Recorded data
·····

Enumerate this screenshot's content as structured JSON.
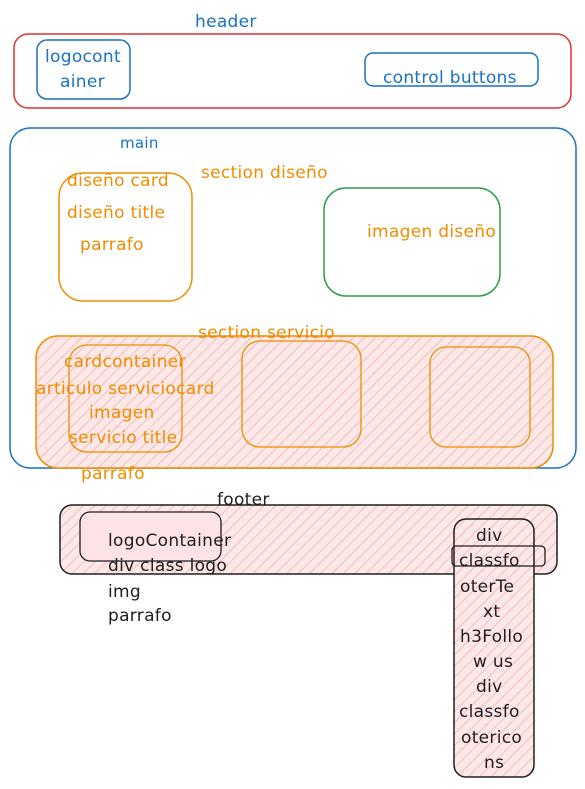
{
  "header": {
    "title": "header",
    "logo_label_1": "logocont",
    "logo_label_2": "ainer",
    "control_buttons": "control buttons"
  },
  "main": {
    "title": "main",
    "section_diseno": {
      "title": "section diseño",
      "card_title": "diseño card",
      "card_heading": "diseño title",
      "card_parrafo": "parrafo",
      "imagen": "imagen diseño"
    },
    "section_servicio": {
      "title": "section servicio",
      "cardcontainer": "cardcontainer",
      "articulo": "articulo serviciocard",
      "imagen": "imagen",
      "servicio_title": "servicio title",
      "parrafo": "parrafo"
    }
  },
  "footer": {
    "title": "footer",
    "logo_lines": [
      "logoContainer",
      "div class logo",
      "img",
      "parrafo"
    ],
    "right_lines": [
      "div",
      "classfo",
      "oterTe",
      "xt",
      "h3Follo",
      "w us",
      "div",
      "classfo",
      "oterico",
      "ns"
    ]
  },
  "colors": {
    "blue": "#1971c2",
    "red": "#e03131",
    "orange": "#f08c00",
    "green": "#2f9e44",
    "dark": "#1e1e1e",
    "pink": "#ffc9c9"
  }
}
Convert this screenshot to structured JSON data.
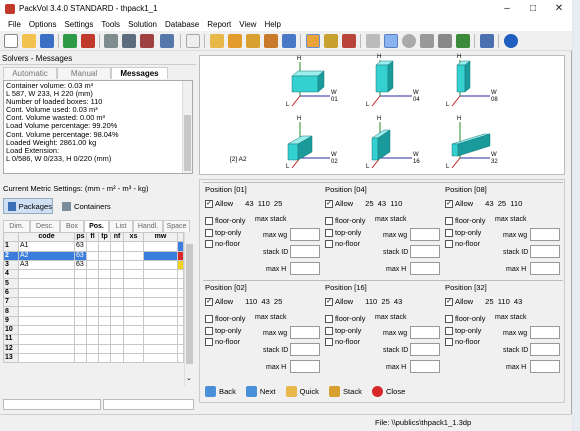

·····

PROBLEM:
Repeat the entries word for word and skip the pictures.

COMPLETED EXERCISE:
Enumerate this screenshot's content as structured JSON.
{
  "header": {
    "title": "header",
    "logo_label_1": "logocont",
    "logo_label_2": "ainer",
    "control_buttons": "control buttons"
  },
  "main": {
    "title": "main",
    "section_diseno": {
      "title": "section diseño",
      "card_title": "diseño card",
      "card_heading": "diseño title",
      "card_parrafo": "parrafo",
      "imagen": "imagen diseño"
    },
    "section_servicio": {
      "title": "section servicio",
      "cardcontainer": "cardcontainer",
      "articulo": "articulo serviciocard",
      "imagen": "imagen",
      "servicio_title": "servicio title",
      "parrafo": "parrafo"
    }
  },
  "footer": {
    "title": "footer",
    "logo_lines": [
      "logoContainer",
      "div class logo",
      "img",
      "parrafo"
    ],
    "right_lines": [
      "div",
      "classfo",
      "oterTe",
      "xt",
      "h3Follo",
      "w us",
      "div",
      "classfo",
      "oterico",
      "ns"
    ]
  },
  "colors": {
    "blue": "#1971c2",
    "red": "#e03131",
    "orange": "#f08c00",
    "green": "#2f9e44",
    "dark": "#1e1e1e",
    "pink": "#ffc9c9"
  }
}
Convert this screenshot to structured JSON data.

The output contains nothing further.